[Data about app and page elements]

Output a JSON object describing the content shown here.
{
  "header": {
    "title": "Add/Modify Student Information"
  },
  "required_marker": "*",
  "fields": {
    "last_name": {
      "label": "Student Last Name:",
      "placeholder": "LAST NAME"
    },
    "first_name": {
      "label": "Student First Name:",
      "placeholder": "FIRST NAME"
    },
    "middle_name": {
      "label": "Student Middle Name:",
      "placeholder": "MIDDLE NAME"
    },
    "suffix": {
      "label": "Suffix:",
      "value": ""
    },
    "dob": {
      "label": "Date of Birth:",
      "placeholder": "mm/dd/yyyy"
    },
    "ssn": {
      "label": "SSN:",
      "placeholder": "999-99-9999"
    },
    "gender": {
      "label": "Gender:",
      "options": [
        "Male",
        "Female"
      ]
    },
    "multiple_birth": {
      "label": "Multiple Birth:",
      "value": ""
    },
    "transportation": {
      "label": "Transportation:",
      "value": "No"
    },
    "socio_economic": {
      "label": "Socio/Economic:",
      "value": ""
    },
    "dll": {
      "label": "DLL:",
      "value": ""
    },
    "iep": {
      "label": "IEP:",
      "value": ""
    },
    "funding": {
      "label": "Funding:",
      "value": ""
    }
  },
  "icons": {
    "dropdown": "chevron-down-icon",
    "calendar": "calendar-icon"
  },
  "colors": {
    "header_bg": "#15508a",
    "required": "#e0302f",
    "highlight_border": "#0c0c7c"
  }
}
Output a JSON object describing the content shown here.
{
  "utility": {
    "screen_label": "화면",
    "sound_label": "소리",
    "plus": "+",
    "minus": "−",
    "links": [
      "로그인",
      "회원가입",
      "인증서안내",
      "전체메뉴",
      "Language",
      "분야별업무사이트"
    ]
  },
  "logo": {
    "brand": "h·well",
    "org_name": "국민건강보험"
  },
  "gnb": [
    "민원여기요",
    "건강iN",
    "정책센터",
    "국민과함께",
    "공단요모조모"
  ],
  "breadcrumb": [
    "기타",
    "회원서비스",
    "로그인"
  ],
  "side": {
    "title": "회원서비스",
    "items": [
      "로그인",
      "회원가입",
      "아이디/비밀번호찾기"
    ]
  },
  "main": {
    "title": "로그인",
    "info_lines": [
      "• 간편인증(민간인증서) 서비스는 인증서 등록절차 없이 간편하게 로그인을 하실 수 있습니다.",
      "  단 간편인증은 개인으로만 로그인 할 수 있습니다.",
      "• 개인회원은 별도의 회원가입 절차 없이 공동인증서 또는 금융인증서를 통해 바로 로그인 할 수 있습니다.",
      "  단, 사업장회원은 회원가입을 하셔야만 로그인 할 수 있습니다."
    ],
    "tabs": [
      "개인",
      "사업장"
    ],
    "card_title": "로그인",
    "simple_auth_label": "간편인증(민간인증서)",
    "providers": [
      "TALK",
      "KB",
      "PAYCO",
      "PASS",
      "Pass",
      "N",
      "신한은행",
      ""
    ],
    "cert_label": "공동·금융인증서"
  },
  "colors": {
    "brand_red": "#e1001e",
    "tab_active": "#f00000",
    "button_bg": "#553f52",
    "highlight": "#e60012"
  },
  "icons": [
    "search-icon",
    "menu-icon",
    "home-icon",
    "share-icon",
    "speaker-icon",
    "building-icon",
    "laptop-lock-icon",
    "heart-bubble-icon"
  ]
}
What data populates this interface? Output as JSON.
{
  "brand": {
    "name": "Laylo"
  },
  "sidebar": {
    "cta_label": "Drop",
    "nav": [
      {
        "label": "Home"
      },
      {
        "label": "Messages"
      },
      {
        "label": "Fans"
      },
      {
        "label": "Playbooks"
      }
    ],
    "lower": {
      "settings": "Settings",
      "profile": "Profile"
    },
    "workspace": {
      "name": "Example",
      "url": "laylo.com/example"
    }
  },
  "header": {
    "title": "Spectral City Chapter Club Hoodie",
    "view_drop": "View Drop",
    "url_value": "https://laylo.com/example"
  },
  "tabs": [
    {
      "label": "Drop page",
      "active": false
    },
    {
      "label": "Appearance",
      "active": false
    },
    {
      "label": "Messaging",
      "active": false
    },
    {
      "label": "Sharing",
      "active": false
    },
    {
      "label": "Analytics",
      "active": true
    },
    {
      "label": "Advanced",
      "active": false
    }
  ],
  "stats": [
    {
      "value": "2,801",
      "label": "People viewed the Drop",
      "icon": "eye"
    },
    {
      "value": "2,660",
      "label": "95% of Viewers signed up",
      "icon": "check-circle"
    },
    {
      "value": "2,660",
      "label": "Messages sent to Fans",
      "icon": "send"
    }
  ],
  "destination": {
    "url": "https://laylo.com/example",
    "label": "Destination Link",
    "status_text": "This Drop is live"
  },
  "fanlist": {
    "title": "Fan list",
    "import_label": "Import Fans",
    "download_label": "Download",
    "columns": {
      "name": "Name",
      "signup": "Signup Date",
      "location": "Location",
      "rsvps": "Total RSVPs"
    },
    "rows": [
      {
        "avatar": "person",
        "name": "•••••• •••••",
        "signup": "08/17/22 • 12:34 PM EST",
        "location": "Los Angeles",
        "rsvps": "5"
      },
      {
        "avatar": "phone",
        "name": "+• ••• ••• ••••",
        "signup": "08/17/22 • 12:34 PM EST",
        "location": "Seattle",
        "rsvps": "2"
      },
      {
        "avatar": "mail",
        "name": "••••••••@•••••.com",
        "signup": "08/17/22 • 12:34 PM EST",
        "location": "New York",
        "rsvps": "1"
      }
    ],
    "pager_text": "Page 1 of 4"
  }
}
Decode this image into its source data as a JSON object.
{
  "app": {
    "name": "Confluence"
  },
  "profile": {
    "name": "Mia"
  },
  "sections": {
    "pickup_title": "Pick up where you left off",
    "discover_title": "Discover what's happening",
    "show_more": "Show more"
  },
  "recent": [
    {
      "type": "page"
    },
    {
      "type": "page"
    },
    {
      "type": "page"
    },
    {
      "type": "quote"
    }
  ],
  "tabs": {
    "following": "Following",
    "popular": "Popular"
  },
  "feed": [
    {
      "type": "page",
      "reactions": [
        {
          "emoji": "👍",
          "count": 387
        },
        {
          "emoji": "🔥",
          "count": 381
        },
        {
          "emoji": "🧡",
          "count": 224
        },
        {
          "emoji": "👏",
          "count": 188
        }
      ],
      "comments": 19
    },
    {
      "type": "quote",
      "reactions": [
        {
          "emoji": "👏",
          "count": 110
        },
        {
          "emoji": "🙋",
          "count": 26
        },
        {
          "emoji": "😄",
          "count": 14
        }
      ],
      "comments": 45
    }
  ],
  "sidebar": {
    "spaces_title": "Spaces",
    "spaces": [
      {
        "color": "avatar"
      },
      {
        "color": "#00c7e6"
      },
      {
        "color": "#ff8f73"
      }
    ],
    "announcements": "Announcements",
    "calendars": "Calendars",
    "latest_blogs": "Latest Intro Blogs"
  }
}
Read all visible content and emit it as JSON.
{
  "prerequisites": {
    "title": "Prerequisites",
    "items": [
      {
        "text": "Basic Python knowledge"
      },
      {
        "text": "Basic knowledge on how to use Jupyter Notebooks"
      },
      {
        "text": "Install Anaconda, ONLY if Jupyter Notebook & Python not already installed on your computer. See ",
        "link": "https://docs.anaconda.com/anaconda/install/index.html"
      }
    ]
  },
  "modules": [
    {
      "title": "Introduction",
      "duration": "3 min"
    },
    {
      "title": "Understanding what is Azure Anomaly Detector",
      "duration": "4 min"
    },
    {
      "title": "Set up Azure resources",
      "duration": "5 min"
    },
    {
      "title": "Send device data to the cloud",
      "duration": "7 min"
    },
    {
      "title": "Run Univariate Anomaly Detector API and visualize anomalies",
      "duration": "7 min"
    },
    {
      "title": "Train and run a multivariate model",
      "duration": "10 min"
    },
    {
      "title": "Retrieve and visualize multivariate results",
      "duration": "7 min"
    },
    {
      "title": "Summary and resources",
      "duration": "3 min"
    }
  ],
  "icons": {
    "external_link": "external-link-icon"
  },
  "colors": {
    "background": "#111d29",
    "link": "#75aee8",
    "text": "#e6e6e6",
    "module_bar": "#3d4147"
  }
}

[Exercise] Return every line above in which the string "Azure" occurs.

[Reply]
      "title": "Understanding what is Azure Anomaly Detector",
      "title": "Set up Azure resources",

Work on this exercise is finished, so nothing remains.